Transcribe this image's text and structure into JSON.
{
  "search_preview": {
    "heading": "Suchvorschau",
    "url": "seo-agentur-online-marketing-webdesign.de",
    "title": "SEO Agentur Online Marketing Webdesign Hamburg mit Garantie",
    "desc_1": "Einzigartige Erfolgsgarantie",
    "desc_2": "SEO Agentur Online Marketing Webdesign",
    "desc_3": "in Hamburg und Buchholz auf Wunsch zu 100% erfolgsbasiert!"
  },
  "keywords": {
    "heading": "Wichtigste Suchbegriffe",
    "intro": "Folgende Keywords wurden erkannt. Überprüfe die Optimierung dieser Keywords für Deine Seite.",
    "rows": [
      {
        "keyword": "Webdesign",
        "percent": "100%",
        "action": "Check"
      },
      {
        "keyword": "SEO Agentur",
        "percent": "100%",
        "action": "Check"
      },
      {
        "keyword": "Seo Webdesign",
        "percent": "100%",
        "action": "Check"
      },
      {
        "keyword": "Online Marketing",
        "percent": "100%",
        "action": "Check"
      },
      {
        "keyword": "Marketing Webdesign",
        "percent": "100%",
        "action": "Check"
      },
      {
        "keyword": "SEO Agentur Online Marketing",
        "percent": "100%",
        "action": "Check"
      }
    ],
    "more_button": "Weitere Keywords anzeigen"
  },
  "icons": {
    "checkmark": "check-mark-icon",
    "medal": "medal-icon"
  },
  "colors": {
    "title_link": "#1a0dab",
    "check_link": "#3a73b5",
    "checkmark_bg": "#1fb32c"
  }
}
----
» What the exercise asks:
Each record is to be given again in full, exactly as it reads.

» Written reply:
Transcribe this image's text and structure into JSON.
{
  "search_preview": {
    "heading": "Suchvorschau",
    "url": "seo-agentur-online-marketing-webdesign.de",
    "title": "SEO Agentur Online Marketing Webdesign Hamburg mit Garantie",
    "desc_1": "Einzigartige Erfolgsgarantie",
    "desc_2": "SEO Agentur Online Marketing Webdesign",
    "desc_3": "in Hamburg und Buchholz auf Wunsch zu 100% erfolgsbasiert!"
  },
  "keywords": {
    "heading": "Wichtigste Suchbegriffe",
    "intro": "Folgende Keywords wurden erkannt. Überprüfe die Optimierung dieser Keywords für Deine Seite.",
    "rows": [
      {
        "keyword": "Webdesign",
        "percent": "100%",
        "action": "Check"
      },
      {
        "keyword": "SEO Agentur",
        "percent": "100%",
        "action": "Check"
      },
      {
        "keyword": "Seo Webdesign",
        "percent": "100%",
        "action": "Check"
      },
      {
        "keyword": "Online Marketing",
        "percent": "100%",
        "action": "Check"
      },
      {
        "keyword": "Marketing Webdesign",
        "percent": "100%",
        "action": "Check"
      },
      {
        "keyword": "SEO Agentur Online Marketing",
        "percent": "100%",
        "action": "Check"
      }
    ],
    "more_button": "Weitere Keywords anzeigen"
  },
  "icons": {
    "checkmark": "check-mark-icon",
    "medal": "medal-icon"
  },
  "colors": {
    "title_link": "#1a0dab",
    "check_link": "#3a73b5",
    "checkmark_bg": "#1fb32c"
  }
}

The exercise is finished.